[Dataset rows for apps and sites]
[Start of section]

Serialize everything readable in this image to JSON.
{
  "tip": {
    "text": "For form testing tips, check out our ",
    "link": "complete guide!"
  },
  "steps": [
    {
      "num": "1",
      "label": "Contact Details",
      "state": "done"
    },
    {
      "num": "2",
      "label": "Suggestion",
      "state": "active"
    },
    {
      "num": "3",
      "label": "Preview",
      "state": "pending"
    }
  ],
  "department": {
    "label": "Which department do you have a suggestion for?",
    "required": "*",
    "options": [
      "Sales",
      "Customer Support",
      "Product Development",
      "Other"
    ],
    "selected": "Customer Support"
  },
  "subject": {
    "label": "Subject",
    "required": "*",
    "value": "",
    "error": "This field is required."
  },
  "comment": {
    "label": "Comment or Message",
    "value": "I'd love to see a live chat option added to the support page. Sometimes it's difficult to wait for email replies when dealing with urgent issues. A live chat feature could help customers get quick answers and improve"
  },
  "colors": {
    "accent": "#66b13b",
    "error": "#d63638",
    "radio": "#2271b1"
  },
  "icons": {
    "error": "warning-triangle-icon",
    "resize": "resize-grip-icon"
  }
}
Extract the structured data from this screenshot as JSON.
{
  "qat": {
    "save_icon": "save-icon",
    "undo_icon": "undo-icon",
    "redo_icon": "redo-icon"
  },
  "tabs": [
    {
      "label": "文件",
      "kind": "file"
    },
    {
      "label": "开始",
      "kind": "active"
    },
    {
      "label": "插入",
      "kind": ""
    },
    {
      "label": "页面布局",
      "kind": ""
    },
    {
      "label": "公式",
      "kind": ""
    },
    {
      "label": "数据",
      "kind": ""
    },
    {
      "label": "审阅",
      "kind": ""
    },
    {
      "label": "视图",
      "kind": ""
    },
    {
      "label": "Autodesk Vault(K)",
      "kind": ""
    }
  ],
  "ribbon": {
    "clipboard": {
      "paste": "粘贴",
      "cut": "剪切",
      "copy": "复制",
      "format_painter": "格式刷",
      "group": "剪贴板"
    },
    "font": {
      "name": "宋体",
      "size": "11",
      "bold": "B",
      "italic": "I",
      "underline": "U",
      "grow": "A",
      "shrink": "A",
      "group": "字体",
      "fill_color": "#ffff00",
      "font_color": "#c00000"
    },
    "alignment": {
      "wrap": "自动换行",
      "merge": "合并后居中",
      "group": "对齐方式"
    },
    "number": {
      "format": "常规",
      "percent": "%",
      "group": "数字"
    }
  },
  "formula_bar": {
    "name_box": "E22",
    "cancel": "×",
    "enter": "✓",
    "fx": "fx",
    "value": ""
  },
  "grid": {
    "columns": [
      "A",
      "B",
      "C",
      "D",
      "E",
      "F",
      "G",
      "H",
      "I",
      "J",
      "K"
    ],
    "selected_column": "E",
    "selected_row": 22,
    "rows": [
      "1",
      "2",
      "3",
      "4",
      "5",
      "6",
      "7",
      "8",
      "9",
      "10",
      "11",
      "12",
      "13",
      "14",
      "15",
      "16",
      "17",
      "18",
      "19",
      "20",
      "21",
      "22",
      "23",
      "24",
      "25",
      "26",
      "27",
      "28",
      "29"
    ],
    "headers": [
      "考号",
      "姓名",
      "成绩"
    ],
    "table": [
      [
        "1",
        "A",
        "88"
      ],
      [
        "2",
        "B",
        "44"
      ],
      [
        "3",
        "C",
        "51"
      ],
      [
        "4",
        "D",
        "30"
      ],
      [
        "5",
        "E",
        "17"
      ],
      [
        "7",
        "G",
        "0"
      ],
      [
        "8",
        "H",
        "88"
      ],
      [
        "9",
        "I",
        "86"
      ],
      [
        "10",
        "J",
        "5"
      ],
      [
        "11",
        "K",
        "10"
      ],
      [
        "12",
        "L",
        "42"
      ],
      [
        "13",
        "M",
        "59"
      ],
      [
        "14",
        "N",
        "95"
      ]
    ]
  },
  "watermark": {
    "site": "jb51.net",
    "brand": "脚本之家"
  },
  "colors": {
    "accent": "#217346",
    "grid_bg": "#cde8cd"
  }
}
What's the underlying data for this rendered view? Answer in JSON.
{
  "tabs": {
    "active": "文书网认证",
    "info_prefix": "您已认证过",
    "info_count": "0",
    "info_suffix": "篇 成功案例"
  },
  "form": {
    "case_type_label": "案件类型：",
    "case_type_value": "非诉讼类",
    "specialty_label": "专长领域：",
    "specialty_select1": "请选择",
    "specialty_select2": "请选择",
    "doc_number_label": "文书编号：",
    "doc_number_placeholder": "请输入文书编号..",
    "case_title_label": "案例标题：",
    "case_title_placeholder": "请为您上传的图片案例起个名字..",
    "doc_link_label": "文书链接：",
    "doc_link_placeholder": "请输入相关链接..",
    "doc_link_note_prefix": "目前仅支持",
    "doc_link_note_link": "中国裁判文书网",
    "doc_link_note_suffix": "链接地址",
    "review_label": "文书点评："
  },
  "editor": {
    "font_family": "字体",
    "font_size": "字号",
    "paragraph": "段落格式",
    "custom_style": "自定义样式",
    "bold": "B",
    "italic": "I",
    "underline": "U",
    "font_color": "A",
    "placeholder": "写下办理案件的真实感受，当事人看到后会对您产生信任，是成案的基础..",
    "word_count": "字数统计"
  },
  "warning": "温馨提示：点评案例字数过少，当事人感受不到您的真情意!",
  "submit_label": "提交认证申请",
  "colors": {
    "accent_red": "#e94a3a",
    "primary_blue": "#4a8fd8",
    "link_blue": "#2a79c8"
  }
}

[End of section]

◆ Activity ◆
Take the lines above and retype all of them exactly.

◆ Response area ◆
Serialize everything readable in this image to JSON.
{
  "tip": {
    "text": "For form testing tips, check out our ",
    "link": "complete guide!"
  },
  "steps": [
    {
      "num": "1",
      "label": "Contact Details",
      "state": "done"
    },
    {
      "num": "2",
      "label": "Suggestion",
      "state": "active"
    },
    {
      "num": "3",
      "label": "Preview",
      "state": "pending"
    }
  ],
  "department": {
    "label": "Which department do you have a suggestion for?",
    "required": "*",
    "options": [
      "Sales",
      "Customer Support",
      "Product Development",
      "Other"
    ],
    "selected": "Customer Support"
  },
  "subject": {
    "label": "Subject",
    "required": "*",
    "value": "",
    "error": "This field is required."
  },
  "comment": {
    "label": "Comment or Message",
    "value": "I'd love to see a live chat option added to the support page. Sometimes it's difficult to wait for email replies when dealing with urgent issues. A live chat feature could help customers get quick answers and improve"
  },
  "colors": {
    "accent": "#66b13b",
    "error": "#d63638",
    "radio": "#2271b1"
  },
  "icons": {
    "error": "warning-triangle-icon",
    "resize": "resize-grip-icon"
  }
}
Extract the structured data from this screenshot as JSON.
{
  "qat": {
    "save_icon": "save-icon",
    "undo_icon": "undo-icon",
    "redo_icon": "redo-icon"
  },
  "tabs": [
    {
      "label": "文件",
      "kind": "file"
    },
    {
      "label": "开始",
      "kind": "active"
    },
    {
      "label": "插入",
      "kind": ""
    },
    {
      "label": "页面布局",
      "kind": ""
    },
    {
      "label": "公式",
      "kind": ""
    },
    {
      "label": "数据",
      "kind": ""
    },
    {
      "label": "审阅",
      "kind": ""
    },
    {
      "label": "视图",
      "kind": ""
    },
    {
      "label": "Autodesk Vault(K)",
      "kind": ""
    }
  ],
  "ribbon": {
    "clipboard": {
      "paste": "粘贴",
      "cut": "剪切",
      "copy": "复制",
      "format_painter": "格式刷",
      "group": "剪贴板"
    },
    "font": {
      "name": "宋体",
      "size": "11",
      "bold": "B",
      "italic": "I",
      "underline": "U",
      "grow": "A",
      "shrink": "A",
      "group": "字体",
      "fill_color": "#ffff00",
      "font_color": "#c00000"
    },
    "alignment": {
      "wrap": "自动换行",
      "merge": "合并后居中",
      "group": "对齐方式"
    },
    "number": {
      "format": "常规",
      "percent": "%",
      "group": "数字"
    }
  },
  "formula_bar": {
    "name_box": "E22",
    "cancel": "×",
    "enter": "✓",
    "fx": "fx",
    "value": ""
  },
  "grid": {
    "columns": [
      "A",
      "B",
      "C",
      "D",
      "E",
      "F",
      "G",
      "H",
      "I",
      "J",
      "K"
    ],
    "selected_column": "E",
    "selected_row": 22,
    "rows": [
      "1",
      "2",
      "3",
      "4",
      "5",
      "6",
      "7",
      "8",
      "9",
      "10",
      "11",
      "12",
      "13",
      "14",
      "15",
      "16",
      "17",
      "18",
      "19",
      "20",
      "21",
      "22",
      "23",
      "24",
      "25",
      "26",
      "27",
      "28",
      "29"
    ],
    "headers": [
      "考号",
      "姓名",
      "成绩"
    ],
    "table": [
      [
        "1",
        "A",
        "88"
      ],
      [
        "2",
        "B",
        "44"
      ],
      [
        "3",
        "C",
        "51"
      ],
      [
        "4",
        "D",
        "30"
      ],
      [
        "5",
        "E",
        "17"
      ],
      [
        "7",
        "G",
        "0"
      ],
      [
        "8",
        "H",
        "88"
      ],
      [
        "9",
        "I",
        "86"
      ],
      [
        "10",
        "J",
        "5"
      ],
      [
        "11",
        "K",
        "10"
      ],
      [
        "12",
        "L",
        "42"
      ],
      [
        "13",
        "M",
        "59"
      ],
      [
        "14",
        "N",
        "95"
      ]
    ]
  },
  "watermark": {
    "site": "jb51.net",
    "brand": "脚本之家"
  },
  "colors": {
    "accent": "#217346",
    "grid_bg": "#cde8cd"
  }
}
What's the underlying data for this rendered view? Answer in JSON.
{
  "tabs": {
    "active": "文书网认证",
    "info_prefix": "您已认证过",
    "info_count": "0",
    "info_suffix": "篇 成功案例"
  },
  "form": {
    "case_type_label": "案件类型：",
    "case_type_value": "非诉讼类",
    "specialty_label": "专长领域：",
    "specialty_select1": "请选择",
    "specialty_select2": "请选择",
    "doc_number_label": "文书编号：",
    "doc_number_placeholder": "请输入文书编号..",
    "case_title_label": "案例标题：",
    "case_title_placeholder": "请为您上传的图片案例起个名字..",
    "doc_link_label": "文书链接：",
    "doc_link_placeholder": "请输入相关链接..",
    "doc_link_note_prefix": "目前仅支持",
    "doc_link_note_link": "中国裁判文书网",
    "doc_link_note_suffix": "链接地址",
    "review_label": "文书点评："
  },
  "editor": {
    "font_family": "字体",
    "font_size": "字号",
    "paragraph": "段落格式",
    "custom_style": "自定义样式",
    "bold": "B",
    "italic": "I",
    "underline": "U",
    "font_color": "A",
    "placeholder": "写下办理案件的真实感受，当事人看到后会对您产生信任，是成案的基础..",
    "word_count": "字数统计"
  },
  "warning": "温馨提示：点评案例字数过少，当事人感受不到您的真情意!",
  "submit_label": "提交认证申请",
  "colors": {
    "accent_red": "#e94a3a",
    "primary_blue": "#4a8fd8",
    "link_blue": "#2a79c8"
  }
}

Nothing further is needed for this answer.